Three people were executed in Iran last year for sodomy, according to Amnesty International’s newly released 2011 report on capital punishment.
Amnesty International report on capital punishment in 2011.
A total of at least 676 people were executed for all types of crimes last year, not counting executions in China, where they are estimated to run in the thousands, the group said.
In Iran, the scope of the death penalty is very broad, with at least three executions carried out for “sodomy,” the report said. It did not provide further information about those deaths.
It noted that “The Human Rights Committee, in its concluding observations of 2 November 2011 on Iran’s country report, expressed its concerns in relation to the fact that members of the lesbian, gay, bisexual, and transgender community faced harassment, persecution, cruel punishment and even the death penalty; the wide range and often vague definition of offences for which the death penalty is applied; and the continued use of public executions as well as stoning as a method of execution.”
The report also mentioned two other countries where the death penalty for gay sex is on the books or under consideration.
In Nigeria: “Under the Shari’a penal codes applicable in twelve northern states, rape, sodomy and adultery are also punishable with death.”

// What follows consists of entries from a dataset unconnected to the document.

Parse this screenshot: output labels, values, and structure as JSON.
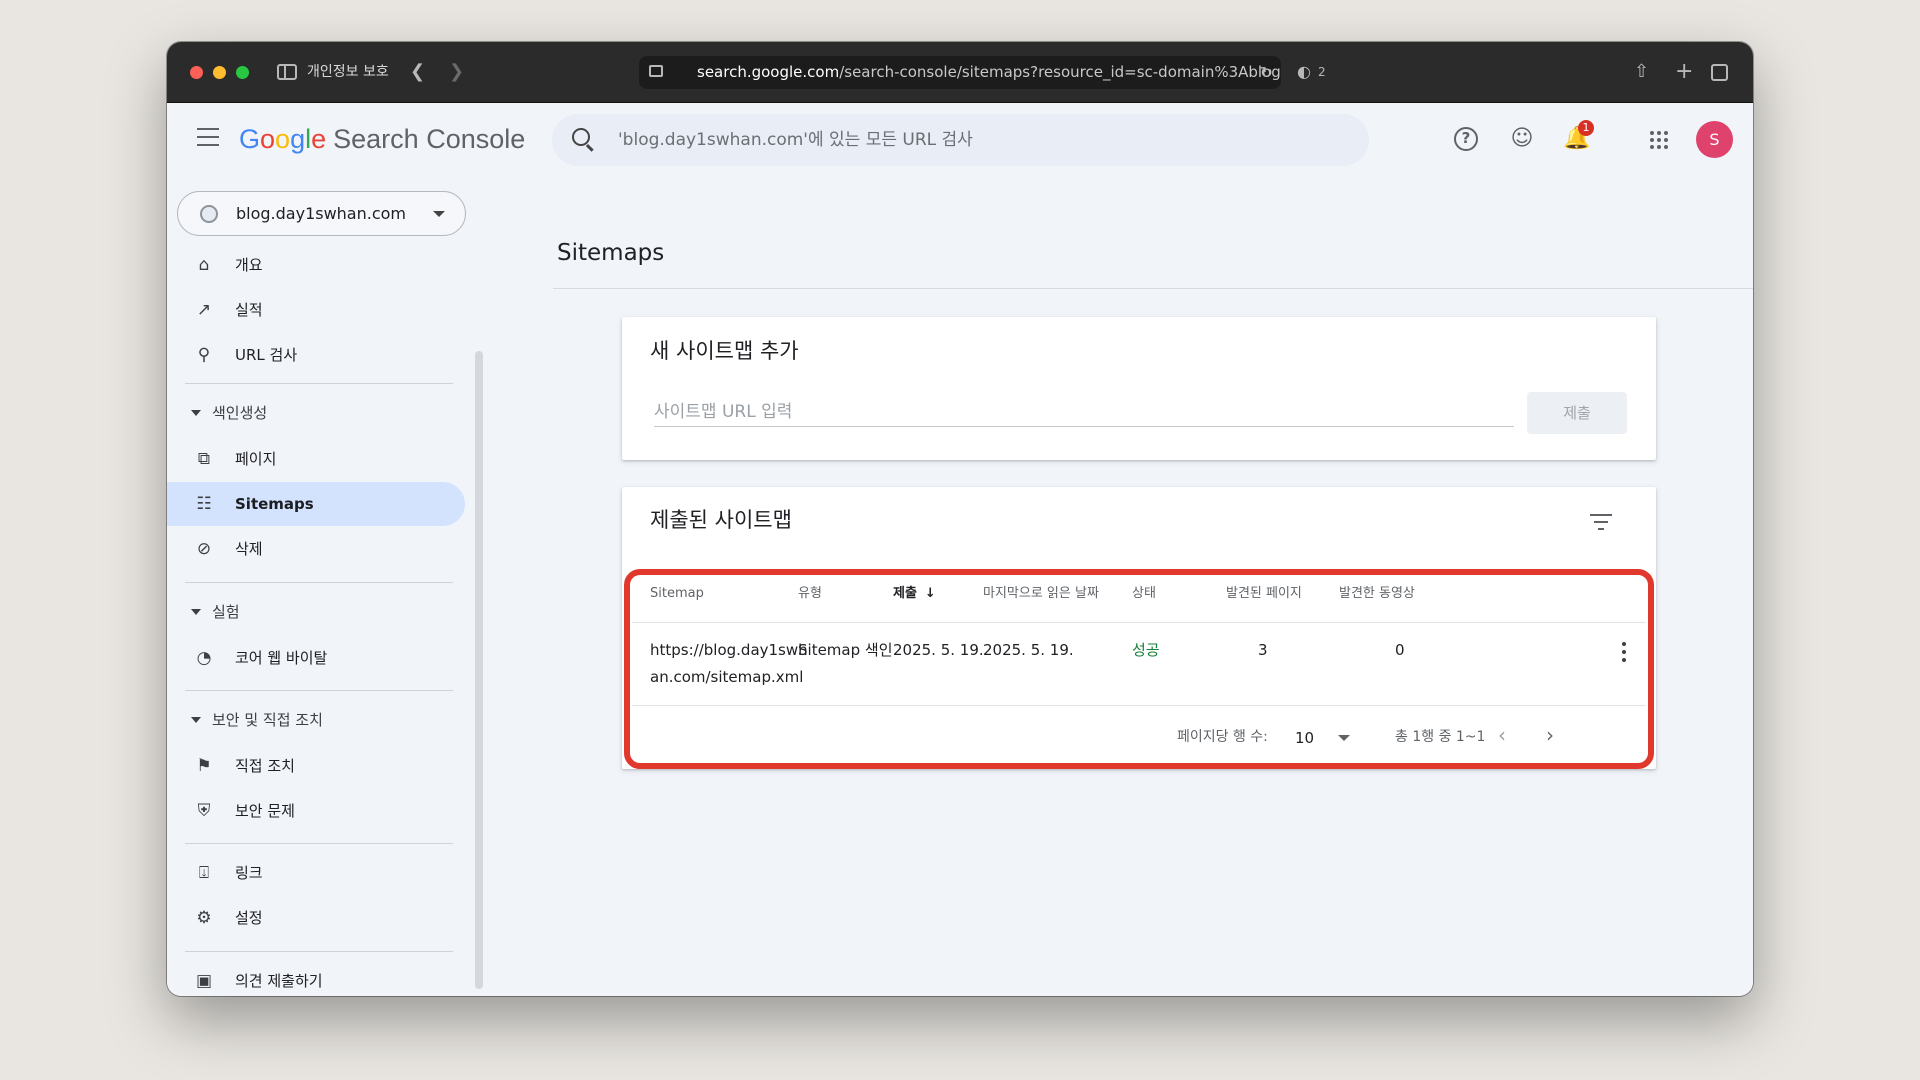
{
  "browser": {
    "privacy_label": "개인정보 보호",
    "url_host": "search.google.com",
    "url_path": "/search-console/sitemaps?resource_id=sc-domain%3Ablog",
    "shield_count": "2"
  },
  "app": {
    "logo_letters": [
      "G",
      "o",
      "o",
      "g",
      "l",
      "e"
    ],
    "product_name": "Search Console",
    "search_placeholder": "'blog.day1swhan.com'에 있는 모든 URL 검사",
    "notification_count": "1",
    "avatar_initial": "S"
  },
  "property": {
    "name": "blog.day1swhan.com"
  },
  "sidebar": {
    "overview": "개요",
    "performance": "실적",
    "url_inspection": "URL 검사",
    "indexing_section": "색인생성",
    "pages": "페이지",
    "sitemaps": "Sitemaps",
    "removals": "삭제",
    "experience_section": "실험",
    "core_web_vitals": "코어 웹 바이탈",
    "security_section": "보안 및 직접 조치",
    "manual_actions": "직접 조치",
    "security_issues": "보안 문제",
    "links": "링크",
    "settings": "설정",
    "feedback_partial": "의견 제출하기"
  },
  "main": {
    "page_title": "Sitemaps",
    "add_card": {
      "title": "새 사이트맵 추가",
      "input_placeholder": "사이트맵 URL 입력",
      "submit_label": "제출"
    },
    "list_card": {
      "title": "제출된 사이트맵",
      "columns": {
        "sitemap": "Sitemap",
        "type": "유형",
        "submitted": "제출",
        "last_read": "마지막으로 읽은 날짜",
        "status": "상태",
        "discovered_pages": "발견된 페이지",
        "discovered_videos": "발견한 동영상"
      },
      "rows": [
        {
          "sitemap_line1": "https://blog.day1swh",
          "sitemap_line2": "an.com/sitemap.xml",
          "type": "Sitemap 색인",
          "submitted": "2025. 5. 19.",
          "last_read": "2025. 5. 19.",
          "status": "성공",
          "discovered_pages": "3",
          "discovered_videos": "0"
        }
      ],
      "pagination": {
        "rows_per_page_label": "페이지당 행 수:",
        "rows_per_page_value": "10",
        "range": "총 1행 중 1~1"
      }
    }
  },
  "colors": {
    "highlight": "#e0382d",
    "status_success": "#188038",
    "active_nav": "#d3e3fd",
    "avatar": "#e0426e"
  }
}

In Uganda: “legislative attempts to allow the death penalty for so-called ‘aggravated homosexuality’ continued to be discussed. In May 2011 a draft bill, originally proposed in 2009, was adjourned after the country’s parliament was officially dissolved. But its supporters remained intent on reintroducing the bill in the new parliament. This law would entrench discrimination against and would sanction hatred and violence towards lesbian, gay, bisexual and transgender people.”